The defendant, now 17, allegedly attacked the two boys, who were 15 and 16, with one or more claw hammers. The jury has heard it was “astonishing” they survived their head and body injuries and both had suffered long-term consequences.

He also allegedly attacked Henry Roffe-Silvester, a staff member who heard the commotion at Blundell’s school in Tiverton, Devon, and went to investigate.

The 16-year-old, who cannot be named, has denied three counts of attempted murder and claimed he was sleepwalking after watching horror films, and had hammers because the films meant he needed to protect himself against a zombie apocalypse.

James Dawes KC, prosecuting, said the defendant researched questions such as: “What happens if you hit someone on the head with a hammer?” and about attacking people while they slept, the jury heard.

In the months before the attack, he allegedly searched for information about child serial killers, whether young people went to jail and investigated how respected serial killers were in prison. He is also said to have investigated if life imprisonment or the death penalty was better.

A member of staff described the alleged attacker as “polite, personable, popular and hard-working”.

But the court heard that in the months before the incident in the early hours of 9 June last year, he became hostile towards one of the victims because he believed he had laughed at the defendant during a class.

The alleged victim said he and the defendant had been good friends but the defendant began acting horribly towards him and would smash up his possessions with hammers, and use his staple gun to fasten his things to a table. He also sent the image from the film The Texas Chainsaw Massacre and another showing an exposed brain.

The jury heard that a staff member had heard a rumour that some boys were keeping hammers in their rooms and demanded they be handed in.

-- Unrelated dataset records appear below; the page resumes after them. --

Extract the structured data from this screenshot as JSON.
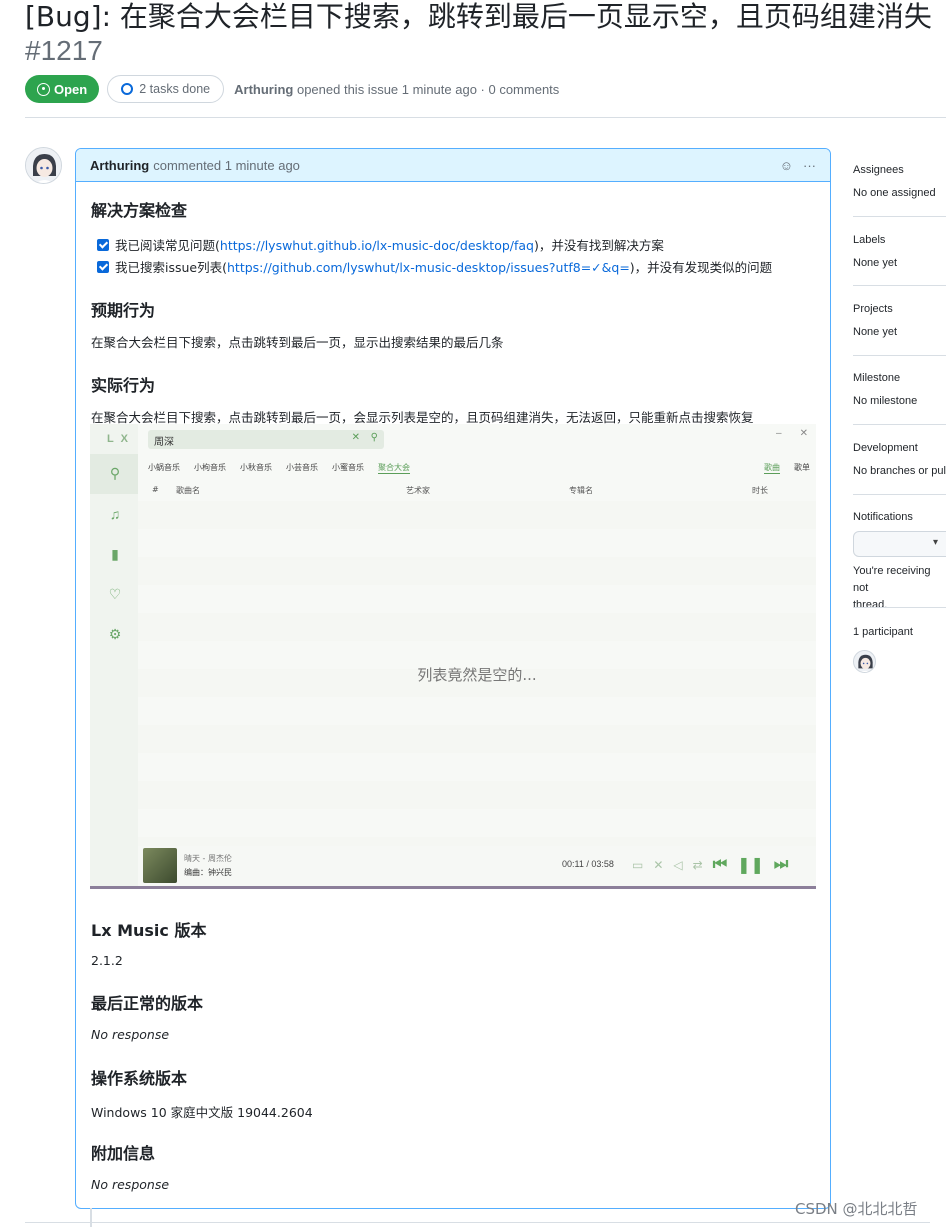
{
  "issue": {
    "title": "[Bug]: 在聚合大会栏目下搜索，跳转到最后一页显示空，且页码组建消失",
    "number": "#1217",
    "state": "Open",
    "tasks": "2 tasks done",
    "author": "Arthuring",
    "meta": "opened this issue 1 minute ago · 0 comments"
  },
  "comment": {
    "author": "Arthuring",
    "time": "commented 1 minute ago",
    "sections": {
      "checks_title": "解决方案检查",
      "check1_pre": "我已阅读常见问题(",
      "check1_link": "https://lyswhut.github.io/lx-music-doc/desktop/faq",
      "check1_post": ")，并没有找到解决方案",
      "check2_pre": "我已搜索issue列表(",
      "check2_link": "https://github.com/lyswhut/lx-music-desktop/issues?utf8=✓&q=",
      "check2_post": ")，并没有发现类似的问题",
      "expected_title": "预期行为",
      "expected_text": "在聚合大会栏目下搜索，点击跳转到最后一页，显示出搜索结果的最后几条",
      "actual_title": "实际行为",
      "actual_text": "在聚合大会栏目下搜索，点击跳转到最后一页，会显示列表是空的，且页码组建消失，无法返回，只能重新点击搜索恢复",
      "version_title": "Lx Music 版本",
      "version_text": "2.1.2",
      "last_ok_title": "最后正常的版本",
      "last_ok_text": "No response",
      "os_title": "操作系统版本",
      "os_text": "Windows 10 家庭中文版 19044.2604",
      "extra_title": "附加信息",
      "extra_text": "No response"
    }
  },
  "embedded_app": {
    "logo": "L X",
    "search_value": "周深",
    "source_tabs": [
      "小蜗音乐",
      "小枸音乐",
      "小秋音乐",
      "小芸音乐",
      "小蜜音乐",
      "聚合大会"
    ],
    "active_source": "聚合大会",
    "type_tabs": [
      "歌曲",
      "歌单"
    ],
    "columns": [
      "#",
      "歌曲名",
      "艺术家",
      "专辑名",
      "时长"
    ],
    "empty_message": "列表竟然是空的...",
    "player": {
      "song": "晴天 - 周杰伦",
      "arranger": "编曲：钟兴民",
      "time_current": "00:11",
      "time_sep": "/",
      "time_total": "03:58"
    }
  },
  "sidebar": {
    "assignees_label": "Assignees",
    "assignees_value": "No one assigned",
    "labels_label": "Labels",
    "labels_value": "None yet",
    "projects_label": "Projects",
    "projects_value": "None yet",
    "milestone_label": "Milestone",
    "milestone_value": "No milestone",
    "development_label": "Development",
    "development_value": "No branches or pull",
    "notifications_label": "Notifications",
    "notifications_text_1": "You're receiving not",
    "notifications_text_2": "thread.",
    "participants_label": "1 participant"
  },
  "watermark": "CSDN @北北北哲"
}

Dawes said: “As a result of his demand, [the defendant] handed in a hammer. Asked why he had one he said he had bought it as it was cheap.”

The court heard there was a rule at the school where the pupils had to give in their phones and tablets at 9.30pm, but the defendant had not handed in his tablet and was using it just before the alleged attack.

In police interviews the youth answered “no comment” to all questions, as was his right, Dawes said. But the barrister said: “There is evidence about what he may have been thinking about prior to this attack. He had motive, he had planned something like this, he had thought about this in advance.”

He said the defendant was not sleeping or dreaming at the time but was awake because he was using his iPad right up until the attacks started.

The jury also heard that the defendant searched the internet for “rampage killers” and “school massacres” and looked up the killer Arthur Hutchinson on Wikipedia and used his name for online profiles.

Dawes told the jury one of the defendant’s two victims described him as having a “locked weapon drawer” containing four hammers, screwdrivers, a staple gun and a piece of broken mirror.

Another pupil told police that he knew the defendant had bought a hammer cheaply from a hardware shop. It was also claimed by another student that one of the teenage victims had a hammer in his room for his own protection.

Some weeks before the alleged attack, a pupil said they heard a commotion in the room where the attacks later happened and saw the defendant holding a hammer before putting it under his mattress. He claimed he had permission to keep it.

The jury was told that a short time before the alleged attacks the defendant viewed a report of a French playground knife attack.